• _TASK GOAL_
The expected answer is a copy of every line in the listing that has the word "Untitled".

• _INPUT DATA_
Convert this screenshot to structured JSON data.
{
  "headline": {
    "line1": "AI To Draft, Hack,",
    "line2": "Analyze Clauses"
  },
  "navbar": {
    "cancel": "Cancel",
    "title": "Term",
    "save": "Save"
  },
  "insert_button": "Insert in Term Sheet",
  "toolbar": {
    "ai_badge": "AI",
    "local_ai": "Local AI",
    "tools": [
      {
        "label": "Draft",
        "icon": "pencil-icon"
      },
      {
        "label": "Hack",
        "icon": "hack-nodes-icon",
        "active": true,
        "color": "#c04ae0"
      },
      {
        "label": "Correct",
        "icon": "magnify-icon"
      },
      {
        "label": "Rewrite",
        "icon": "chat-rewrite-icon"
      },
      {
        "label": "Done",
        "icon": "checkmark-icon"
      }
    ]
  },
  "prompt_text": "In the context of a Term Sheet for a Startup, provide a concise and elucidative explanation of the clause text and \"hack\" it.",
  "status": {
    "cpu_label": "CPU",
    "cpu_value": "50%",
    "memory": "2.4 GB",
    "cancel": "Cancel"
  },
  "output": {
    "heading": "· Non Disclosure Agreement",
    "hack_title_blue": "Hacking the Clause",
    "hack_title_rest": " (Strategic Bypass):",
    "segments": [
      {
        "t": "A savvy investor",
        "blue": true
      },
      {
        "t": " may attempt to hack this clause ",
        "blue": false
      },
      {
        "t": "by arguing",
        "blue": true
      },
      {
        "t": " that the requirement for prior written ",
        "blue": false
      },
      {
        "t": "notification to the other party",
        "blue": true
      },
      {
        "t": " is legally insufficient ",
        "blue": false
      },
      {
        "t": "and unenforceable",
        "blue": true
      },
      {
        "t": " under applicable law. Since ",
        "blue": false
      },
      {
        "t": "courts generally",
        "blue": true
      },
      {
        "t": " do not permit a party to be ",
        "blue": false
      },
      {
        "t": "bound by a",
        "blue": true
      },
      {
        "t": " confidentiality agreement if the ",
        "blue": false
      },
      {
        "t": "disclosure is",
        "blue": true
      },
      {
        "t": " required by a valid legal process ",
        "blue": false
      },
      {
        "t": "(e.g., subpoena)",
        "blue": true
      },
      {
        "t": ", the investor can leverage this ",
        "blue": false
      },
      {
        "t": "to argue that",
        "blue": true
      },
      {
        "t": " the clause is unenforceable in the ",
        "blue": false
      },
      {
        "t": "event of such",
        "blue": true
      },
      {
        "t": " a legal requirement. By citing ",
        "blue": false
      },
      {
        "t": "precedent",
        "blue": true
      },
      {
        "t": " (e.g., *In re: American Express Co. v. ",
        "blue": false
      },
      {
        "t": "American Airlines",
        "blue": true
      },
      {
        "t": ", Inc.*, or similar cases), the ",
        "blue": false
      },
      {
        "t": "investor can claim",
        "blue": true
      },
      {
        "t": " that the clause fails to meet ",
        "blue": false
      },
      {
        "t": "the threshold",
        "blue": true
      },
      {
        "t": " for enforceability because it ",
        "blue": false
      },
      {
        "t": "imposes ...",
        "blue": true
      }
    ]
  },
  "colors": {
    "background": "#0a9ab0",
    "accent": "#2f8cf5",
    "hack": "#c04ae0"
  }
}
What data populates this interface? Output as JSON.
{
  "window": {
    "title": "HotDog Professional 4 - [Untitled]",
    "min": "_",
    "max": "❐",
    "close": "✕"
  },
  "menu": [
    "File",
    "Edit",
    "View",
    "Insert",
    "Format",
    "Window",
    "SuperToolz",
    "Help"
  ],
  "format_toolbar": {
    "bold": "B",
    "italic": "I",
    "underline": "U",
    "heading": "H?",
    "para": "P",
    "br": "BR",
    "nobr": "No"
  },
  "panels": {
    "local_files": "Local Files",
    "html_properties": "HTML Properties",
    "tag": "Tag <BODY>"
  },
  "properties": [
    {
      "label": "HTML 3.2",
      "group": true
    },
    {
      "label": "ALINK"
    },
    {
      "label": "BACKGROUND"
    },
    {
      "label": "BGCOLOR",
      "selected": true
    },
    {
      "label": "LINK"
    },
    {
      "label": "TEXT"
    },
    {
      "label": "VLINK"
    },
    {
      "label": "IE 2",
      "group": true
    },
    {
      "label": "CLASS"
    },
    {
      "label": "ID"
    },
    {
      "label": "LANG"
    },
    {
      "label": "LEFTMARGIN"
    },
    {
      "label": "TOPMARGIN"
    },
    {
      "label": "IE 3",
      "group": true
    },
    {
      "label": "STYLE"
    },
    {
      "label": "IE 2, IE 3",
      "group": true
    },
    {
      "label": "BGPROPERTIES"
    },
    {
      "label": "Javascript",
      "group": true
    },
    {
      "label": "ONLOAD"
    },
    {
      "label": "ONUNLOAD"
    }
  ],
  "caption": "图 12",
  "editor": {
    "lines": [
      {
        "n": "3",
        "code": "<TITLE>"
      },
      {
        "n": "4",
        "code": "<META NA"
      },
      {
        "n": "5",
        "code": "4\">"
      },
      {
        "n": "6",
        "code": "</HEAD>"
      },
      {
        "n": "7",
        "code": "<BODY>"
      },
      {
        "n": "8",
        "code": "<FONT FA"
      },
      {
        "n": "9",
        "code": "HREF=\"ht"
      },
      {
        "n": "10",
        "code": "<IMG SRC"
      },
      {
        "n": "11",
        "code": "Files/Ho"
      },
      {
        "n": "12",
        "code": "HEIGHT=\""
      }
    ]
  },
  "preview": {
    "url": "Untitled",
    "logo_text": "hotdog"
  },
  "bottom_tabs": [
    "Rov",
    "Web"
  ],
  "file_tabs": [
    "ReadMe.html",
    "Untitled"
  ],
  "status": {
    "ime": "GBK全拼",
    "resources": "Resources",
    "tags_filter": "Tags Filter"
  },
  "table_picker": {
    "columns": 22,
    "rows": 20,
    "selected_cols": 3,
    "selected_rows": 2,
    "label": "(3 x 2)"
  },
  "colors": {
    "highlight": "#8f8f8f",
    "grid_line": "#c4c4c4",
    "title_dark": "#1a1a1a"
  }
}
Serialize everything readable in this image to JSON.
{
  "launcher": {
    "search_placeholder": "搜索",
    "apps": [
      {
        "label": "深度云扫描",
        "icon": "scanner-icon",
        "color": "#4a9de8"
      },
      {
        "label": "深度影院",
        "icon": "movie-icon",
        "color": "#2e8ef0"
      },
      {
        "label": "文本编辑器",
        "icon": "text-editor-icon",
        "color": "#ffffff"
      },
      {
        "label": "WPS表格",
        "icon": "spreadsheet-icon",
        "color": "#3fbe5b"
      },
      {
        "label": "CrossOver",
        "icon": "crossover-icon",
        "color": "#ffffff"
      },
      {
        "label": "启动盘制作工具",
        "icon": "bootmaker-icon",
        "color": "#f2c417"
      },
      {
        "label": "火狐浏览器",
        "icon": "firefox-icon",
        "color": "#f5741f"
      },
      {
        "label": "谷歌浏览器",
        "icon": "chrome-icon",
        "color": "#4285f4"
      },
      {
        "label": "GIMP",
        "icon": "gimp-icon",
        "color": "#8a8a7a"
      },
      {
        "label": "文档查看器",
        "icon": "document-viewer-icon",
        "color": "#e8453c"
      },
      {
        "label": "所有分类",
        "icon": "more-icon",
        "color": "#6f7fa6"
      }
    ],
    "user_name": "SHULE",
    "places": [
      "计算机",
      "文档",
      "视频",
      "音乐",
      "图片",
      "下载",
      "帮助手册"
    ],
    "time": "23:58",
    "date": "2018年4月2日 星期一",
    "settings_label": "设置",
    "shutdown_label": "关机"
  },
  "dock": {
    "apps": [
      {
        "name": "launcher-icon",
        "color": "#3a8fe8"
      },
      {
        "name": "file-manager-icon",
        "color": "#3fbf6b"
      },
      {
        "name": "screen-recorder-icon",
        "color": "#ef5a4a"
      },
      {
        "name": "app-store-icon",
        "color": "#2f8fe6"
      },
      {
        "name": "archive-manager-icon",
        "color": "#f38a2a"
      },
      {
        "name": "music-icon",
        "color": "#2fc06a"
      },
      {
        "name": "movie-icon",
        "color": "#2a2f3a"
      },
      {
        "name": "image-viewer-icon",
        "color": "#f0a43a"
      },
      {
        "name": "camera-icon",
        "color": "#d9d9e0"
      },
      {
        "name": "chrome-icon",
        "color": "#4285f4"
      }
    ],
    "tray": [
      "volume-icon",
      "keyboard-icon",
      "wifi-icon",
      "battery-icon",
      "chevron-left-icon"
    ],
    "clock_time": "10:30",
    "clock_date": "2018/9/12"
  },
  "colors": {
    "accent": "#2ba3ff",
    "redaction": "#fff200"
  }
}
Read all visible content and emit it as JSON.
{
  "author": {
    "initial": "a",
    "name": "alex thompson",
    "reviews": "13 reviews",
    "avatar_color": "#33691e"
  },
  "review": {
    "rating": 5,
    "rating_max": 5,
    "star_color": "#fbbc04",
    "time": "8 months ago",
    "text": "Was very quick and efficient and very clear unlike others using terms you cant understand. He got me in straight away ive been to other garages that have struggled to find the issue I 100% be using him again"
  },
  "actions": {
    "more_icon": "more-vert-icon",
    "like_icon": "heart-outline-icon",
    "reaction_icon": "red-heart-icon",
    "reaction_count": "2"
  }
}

• _RESULT OF THIS EXERCISE_
    "title": "HotDog Professional 4 - [Untitled]",
    "url": "Untitled",
    "Untitled"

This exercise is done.